### INPUT DATA

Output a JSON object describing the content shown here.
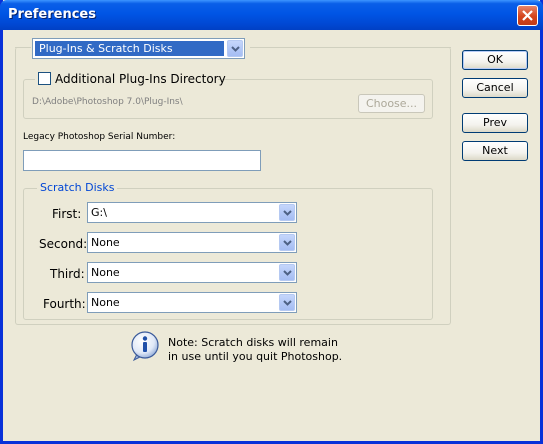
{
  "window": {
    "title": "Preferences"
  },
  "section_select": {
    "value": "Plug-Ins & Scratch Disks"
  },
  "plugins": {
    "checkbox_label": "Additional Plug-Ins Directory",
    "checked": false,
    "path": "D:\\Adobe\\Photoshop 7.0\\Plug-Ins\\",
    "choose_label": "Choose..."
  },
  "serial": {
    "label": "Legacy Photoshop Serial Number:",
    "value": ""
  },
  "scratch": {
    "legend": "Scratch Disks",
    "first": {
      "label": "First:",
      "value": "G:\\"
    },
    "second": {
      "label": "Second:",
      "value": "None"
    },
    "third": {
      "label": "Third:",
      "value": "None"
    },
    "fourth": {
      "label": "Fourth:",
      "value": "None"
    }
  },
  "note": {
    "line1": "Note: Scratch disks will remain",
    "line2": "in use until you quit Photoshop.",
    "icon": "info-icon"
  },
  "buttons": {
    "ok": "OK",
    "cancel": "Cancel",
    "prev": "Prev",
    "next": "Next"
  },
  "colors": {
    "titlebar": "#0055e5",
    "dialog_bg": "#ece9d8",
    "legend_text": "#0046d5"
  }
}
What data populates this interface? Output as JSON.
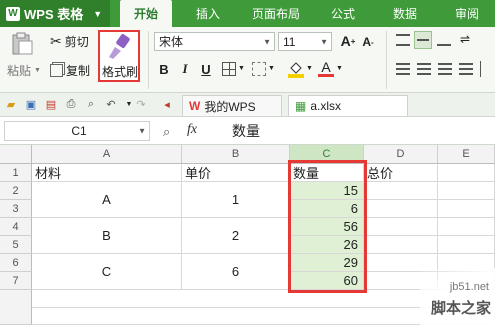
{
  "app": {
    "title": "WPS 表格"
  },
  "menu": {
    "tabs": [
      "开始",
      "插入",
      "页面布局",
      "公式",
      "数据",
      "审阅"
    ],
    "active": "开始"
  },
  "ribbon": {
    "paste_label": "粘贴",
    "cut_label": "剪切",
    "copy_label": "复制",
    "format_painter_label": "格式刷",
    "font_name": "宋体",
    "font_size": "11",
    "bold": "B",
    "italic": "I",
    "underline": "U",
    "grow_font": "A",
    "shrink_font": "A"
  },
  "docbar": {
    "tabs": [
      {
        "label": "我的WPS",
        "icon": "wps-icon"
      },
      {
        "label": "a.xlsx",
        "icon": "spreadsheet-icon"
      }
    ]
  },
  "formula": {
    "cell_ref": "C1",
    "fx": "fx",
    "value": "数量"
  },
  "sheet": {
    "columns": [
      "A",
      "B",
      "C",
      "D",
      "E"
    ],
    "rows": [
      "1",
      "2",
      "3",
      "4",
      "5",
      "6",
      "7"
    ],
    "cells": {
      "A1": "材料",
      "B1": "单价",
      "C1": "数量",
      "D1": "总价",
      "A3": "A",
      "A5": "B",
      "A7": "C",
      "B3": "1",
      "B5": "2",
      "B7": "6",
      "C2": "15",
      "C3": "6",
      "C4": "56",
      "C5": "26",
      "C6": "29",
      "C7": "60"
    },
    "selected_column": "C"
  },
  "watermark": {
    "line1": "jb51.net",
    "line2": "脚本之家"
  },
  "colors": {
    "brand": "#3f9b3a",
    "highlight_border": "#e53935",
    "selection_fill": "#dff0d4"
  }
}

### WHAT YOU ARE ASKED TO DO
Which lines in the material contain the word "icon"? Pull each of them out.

### EXERCISE ANSWER
    "icon": "info-icon"
        "icon": "wps-icon"
        "icon": "spreadsheet-icon"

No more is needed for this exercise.